Antonio Monleón-Getino wrote The Impact of Big Data on The Information Society, an article published by the University of Barcelona. The professor remarked the following questions:
“Is the data propagation the proof that the world is becoming more intrusive? Can we be sure that there is economic value behind all of this massive information? Should we trust machines with the task of filtering out irrelevant information? Should we regulate the use of such information?”
He continues to add the following facts from two studies conducted by Manyika and others (2011) from the McKinsey Global Institute and Andrew McAfee & Erik Brynjolfsson (2012) from the Harvard Business Review:
- Ninety percent of all of the world’s data has been created in the last two years.
- A hard drive containing the entire world’s music only costs about 500€.
- By 2010, there were 5 billion smartphones out there.
- Thirty billion content items are shared on Facebook each month.
- As of April 2011, 235 Terabytes (TB) of data were stored by the United States Library of Congress.
- Fifteen out of seventeen economic sectors in the US have more stored data in each company than the Library of Congress – the world’s largest.
- In 2012, about 2.5 exabytes (EB) of information were generated per day. This figure doubles every 40 months.
In his article, Monleón-Getino also mentions examples of the benefits offered by Big Data in several fields such as healthcare and the urban development towards transforming cities into “Smart Cities”.
There are lots of applications, including a traffic lights system designed to detect the areas with the worst traffic jam in order to regulate the duration of the green light. As for healthcare, Big Data makes it possible to gather all the diagnoses of certain diseases in order to design more accurate treatments.
Nevertheless, as many other authors, he refers to the ethical implications of the management of such huge volumes of information generated each day.

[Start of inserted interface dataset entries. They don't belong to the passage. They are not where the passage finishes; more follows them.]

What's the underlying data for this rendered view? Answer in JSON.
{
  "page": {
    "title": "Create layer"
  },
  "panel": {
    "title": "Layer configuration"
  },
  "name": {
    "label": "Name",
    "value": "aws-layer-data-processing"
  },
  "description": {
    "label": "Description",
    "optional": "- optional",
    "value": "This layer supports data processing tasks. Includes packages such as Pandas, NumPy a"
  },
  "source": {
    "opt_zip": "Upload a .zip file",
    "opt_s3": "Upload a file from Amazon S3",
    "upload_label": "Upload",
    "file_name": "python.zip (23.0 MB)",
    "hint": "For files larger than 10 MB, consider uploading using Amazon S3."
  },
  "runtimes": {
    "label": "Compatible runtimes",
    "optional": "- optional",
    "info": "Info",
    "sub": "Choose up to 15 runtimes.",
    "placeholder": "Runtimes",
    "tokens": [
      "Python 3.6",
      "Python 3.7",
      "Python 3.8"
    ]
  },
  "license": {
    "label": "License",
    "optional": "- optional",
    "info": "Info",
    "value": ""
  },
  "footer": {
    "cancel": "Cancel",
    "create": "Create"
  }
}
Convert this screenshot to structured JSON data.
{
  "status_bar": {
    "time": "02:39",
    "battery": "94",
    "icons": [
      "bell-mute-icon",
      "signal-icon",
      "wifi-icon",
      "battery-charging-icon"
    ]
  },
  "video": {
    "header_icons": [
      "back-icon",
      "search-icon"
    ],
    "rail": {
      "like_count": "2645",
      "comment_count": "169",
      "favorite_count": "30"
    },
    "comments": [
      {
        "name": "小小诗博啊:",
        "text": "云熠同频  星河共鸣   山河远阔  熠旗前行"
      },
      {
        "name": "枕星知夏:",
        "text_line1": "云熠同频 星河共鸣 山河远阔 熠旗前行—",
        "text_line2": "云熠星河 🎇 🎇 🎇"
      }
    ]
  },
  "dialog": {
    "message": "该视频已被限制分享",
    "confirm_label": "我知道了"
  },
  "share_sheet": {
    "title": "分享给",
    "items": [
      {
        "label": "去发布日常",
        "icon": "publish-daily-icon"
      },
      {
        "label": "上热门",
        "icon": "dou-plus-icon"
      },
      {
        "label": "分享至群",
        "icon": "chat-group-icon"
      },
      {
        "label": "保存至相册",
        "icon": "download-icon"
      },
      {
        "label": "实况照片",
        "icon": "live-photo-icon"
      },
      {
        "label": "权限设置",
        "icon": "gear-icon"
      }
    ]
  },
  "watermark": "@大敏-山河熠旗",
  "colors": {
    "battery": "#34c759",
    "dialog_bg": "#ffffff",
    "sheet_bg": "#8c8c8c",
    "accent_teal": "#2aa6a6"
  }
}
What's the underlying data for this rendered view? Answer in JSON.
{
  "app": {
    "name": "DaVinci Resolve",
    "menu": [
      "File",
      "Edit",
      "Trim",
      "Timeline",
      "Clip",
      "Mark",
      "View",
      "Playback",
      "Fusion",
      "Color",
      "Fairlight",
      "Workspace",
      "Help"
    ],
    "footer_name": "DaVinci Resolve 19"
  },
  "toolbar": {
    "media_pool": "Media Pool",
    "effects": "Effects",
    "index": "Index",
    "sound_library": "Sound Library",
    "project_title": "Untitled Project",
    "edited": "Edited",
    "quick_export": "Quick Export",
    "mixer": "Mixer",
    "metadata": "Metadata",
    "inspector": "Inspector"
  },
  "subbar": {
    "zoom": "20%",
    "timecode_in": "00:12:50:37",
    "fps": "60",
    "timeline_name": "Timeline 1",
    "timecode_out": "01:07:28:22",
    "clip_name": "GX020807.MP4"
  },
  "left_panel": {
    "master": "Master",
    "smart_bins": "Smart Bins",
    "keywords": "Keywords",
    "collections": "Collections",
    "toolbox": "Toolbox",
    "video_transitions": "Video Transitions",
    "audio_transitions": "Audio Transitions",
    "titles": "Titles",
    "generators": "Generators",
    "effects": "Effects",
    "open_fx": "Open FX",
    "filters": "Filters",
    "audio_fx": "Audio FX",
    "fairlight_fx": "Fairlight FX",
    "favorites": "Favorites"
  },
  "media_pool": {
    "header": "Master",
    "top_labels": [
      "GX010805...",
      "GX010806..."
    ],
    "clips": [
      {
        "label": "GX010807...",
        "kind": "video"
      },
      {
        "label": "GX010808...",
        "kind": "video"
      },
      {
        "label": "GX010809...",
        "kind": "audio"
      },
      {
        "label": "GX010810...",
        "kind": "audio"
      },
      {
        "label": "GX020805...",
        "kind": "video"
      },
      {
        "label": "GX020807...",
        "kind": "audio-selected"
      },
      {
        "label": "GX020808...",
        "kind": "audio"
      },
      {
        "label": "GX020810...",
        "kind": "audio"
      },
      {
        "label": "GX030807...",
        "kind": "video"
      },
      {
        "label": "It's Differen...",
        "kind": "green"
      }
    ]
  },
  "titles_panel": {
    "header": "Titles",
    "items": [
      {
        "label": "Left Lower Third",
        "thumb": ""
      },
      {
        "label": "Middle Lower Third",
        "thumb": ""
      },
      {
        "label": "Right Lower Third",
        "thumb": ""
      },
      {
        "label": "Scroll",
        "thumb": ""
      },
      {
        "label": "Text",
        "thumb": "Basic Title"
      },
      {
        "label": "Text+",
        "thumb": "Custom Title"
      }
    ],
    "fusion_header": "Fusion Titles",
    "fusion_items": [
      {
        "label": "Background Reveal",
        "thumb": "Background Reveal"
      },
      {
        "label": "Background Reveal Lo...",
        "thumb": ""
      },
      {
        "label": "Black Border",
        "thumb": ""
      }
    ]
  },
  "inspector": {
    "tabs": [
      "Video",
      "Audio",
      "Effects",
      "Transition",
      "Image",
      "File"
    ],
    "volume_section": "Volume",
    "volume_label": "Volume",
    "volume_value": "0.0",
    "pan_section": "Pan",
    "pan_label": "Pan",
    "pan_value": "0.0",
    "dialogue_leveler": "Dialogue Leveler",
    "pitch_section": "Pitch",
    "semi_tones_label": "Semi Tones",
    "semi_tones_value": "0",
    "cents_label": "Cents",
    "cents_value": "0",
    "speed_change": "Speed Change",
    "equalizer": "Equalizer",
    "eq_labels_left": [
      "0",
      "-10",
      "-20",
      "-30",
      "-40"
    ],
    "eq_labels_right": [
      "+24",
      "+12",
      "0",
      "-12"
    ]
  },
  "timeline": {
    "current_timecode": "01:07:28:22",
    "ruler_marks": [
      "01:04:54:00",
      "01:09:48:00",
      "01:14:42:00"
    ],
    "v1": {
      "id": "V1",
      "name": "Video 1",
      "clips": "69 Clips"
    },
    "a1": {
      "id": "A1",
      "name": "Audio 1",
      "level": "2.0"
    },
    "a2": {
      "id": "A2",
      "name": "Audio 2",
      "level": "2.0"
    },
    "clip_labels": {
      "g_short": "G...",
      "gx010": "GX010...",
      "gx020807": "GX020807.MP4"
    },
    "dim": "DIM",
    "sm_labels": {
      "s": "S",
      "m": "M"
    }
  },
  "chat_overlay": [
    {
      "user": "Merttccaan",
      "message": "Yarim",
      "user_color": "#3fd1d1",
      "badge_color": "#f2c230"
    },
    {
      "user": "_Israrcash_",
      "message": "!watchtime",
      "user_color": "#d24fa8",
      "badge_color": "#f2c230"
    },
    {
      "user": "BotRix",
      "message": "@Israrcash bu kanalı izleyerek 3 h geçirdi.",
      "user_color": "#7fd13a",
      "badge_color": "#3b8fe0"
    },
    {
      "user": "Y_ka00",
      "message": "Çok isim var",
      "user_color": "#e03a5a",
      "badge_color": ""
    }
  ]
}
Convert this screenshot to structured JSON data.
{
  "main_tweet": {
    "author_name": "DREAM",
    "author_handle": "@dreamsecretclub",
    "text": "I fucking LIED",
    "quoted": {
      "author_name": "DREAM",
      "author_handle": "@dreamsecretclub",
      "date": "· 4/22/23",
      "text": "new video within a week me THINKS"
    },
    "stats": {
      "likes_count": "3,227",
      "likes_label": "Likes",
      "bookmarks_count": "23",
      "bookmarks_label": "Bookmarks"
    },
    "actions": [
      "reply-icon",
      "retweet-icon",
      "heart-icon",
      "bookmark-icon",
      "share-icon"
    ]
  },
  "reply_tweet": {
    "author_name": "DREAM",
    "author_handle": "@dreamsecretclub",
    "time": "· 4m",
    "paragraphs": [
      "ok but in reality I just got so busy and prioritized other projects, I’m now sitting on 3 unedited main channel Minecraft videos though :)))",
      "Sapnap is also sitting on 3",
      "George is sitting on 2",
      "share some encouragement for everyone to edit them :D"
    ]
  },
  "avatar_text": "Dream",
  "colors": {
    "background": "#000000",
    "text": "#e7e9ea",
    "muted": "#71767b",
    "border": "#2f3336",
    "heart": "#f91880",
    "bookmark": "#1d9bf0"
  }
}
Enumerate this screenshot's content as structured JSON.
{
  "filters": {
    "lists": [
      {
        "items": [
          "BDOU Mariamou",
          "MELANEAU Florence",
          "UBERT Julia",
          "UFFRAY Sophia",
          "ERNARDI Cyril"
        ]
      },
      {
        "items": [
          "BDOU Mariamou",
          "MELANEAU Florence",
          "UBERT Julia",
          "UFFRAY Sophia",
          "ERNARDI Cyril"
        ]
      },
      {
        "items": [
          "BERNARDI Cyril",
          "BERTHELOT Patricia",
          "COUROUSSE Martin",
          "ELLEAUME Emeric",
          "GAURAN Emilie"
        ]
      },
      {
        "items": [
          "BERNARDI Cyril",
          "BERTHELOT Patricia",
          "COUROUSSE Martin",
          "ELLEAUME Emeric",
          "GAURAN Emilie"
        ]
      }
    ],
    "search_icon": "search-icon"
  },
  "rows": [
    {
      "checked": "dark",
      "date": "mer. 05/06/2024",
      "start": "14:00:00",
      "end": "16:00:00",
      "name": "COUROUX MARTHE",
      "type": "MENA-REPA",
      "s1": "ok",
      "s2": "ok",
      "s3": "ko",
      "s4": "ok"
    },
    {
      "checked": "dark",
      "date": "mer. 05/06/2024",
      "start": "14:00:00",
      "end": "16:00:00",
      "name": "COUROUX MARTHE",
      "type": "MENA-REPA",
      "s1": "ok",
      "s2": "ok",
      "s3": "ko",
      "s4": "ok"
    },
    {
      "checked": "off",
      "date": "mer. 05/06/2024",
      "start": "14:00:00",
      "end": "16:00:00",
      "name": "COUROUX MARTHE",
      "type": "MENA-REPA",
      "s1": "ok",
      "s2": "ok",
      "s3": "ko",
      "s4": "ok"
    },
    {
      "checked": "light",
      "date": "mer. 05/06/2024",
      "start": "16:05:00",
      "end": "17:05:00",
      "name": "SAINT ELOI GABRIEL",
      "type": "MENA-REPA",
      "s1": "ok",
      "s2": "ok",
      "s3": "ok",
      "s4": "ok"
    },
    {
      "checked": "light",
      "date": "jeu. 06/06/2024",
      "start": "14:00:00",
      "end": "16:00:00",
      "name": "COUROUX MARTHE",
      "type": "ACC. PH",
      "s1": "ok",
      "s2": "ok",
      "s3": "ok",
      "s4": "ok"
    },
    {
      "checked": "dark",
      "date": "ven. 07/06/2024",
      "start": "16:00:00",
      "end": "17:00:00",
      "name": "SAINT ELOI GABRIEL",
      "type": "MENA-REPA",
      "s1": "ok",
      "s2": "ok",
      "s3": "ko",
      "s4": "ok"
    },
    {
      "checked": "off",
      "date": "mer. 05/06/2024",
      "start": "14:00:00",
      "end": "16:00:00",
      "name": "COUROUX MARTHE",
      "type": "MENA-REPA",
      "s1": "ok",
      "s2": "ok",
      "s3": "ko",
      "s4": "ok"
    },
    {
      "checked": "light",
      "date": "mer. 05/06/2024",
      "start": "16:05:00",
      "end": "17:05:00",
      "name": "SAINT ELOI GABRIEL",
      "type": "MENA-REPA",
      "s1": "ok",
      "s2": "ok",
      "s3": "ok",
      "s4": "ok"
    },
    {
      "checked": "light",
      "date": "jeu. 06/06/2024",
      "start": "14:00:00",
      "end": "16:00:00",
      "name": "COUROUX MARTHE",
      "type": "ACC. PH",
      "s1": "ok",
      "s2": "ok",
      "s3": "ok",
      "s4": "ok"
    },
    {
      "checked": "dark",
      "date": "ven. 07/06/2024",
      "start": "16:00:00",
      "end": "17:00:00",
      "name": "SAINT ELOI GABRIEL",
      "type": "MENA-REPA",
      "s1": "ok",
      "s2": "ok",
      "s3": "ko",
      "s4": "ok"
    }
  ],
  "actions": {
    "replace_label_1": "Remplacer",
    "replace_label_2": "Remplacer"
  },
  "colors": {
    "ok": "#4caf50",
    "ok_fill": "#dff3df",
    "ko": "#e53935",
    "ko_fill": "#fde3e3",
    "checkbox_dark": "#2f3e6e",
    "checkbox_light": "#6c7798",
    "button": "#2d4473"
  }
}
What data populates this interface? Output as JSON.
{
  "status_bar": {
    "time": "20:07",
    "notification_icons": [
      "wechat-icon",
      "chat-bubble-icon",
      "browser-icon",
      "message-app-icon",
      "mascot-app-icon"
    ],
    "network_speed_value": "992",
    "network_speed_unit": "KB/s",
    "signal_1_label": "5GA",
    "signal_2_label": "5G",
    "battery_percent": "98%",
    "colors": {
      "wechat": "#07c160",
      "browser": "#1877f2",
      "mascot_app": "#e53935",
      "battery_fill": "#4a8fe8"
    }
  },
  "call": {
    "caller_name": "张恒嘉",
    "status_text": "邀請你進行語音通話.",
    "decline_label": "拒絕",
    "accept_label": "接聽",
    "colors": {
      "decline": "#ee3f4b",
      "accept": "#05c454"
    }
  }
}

There’s so much to be discovered about ourselves, our brand preferences reflected in the way we dress, travel, and even our sexual orientation can be part of the data. It’s feared that some entity, elite, group or state might have the privilege to access such information, which would lead to a disloyal competition. The consequences would be terrible.
If you feel like you’re being watched after all you’ve read, get used to it. This era is not for paranoids. Leave your comments about this hot topic in the appropriate section. We could start an interesting conversation.